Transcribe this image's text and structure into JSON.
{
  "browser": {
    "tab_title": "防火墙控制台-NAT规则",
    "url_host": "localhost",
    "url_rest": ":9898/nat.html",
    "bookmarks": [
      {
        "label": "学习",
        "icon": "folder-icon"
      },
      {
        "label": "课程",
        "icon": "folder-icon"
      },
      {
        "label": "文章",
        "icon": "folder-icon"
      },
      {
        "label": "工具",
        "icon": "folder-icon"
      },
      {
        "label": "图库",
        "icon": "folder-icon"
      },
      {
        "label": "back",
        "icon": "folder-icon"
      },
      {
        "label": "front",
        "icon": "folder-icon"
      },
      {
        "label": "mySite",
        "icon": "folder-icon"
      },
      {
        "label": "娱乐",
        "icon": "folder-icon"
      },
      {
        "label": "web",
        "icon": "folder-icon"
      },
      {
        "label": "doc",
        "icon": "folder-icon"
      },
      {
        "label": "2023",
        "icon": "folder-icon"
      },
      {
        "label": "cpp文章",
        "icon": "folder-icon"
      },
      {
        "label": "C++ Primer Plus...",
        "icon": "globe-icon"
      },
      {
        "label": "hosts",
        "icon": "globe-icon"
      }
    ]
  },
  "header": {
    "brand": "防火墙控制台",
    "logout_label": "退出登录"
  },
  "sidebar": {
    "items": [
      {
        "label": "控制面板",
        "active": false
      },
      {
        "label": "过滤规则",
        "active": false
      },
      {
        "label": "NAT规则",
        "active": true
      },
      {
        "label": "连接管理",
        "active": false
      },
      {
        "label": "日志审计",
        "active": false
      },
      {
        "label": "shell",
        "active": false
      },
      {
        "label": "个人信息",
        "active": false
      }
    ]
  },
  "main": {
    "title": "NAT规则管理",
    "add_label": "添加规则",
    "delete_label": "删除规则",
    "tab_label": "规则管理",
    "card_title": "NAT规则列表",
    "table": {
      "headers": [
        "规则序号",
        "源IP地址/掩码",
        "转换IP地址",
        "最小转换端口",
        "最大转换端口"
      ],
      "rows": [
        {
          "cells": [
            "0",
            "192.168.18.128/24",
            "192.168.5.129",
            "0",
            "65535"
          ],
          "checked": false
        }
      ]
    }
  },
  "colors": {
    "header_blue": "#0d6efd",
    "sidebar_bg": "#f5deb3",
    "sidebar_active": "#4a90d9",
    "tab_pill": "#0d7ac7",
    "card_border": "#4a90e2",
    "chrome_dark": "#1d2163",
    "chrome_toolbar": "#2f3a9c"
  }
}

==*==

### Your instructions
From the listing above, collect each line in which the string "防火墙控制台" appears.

### Expected output
    "tab_title": "防火墙控制台-NAT规则",
    "brand": "防火墙控制台",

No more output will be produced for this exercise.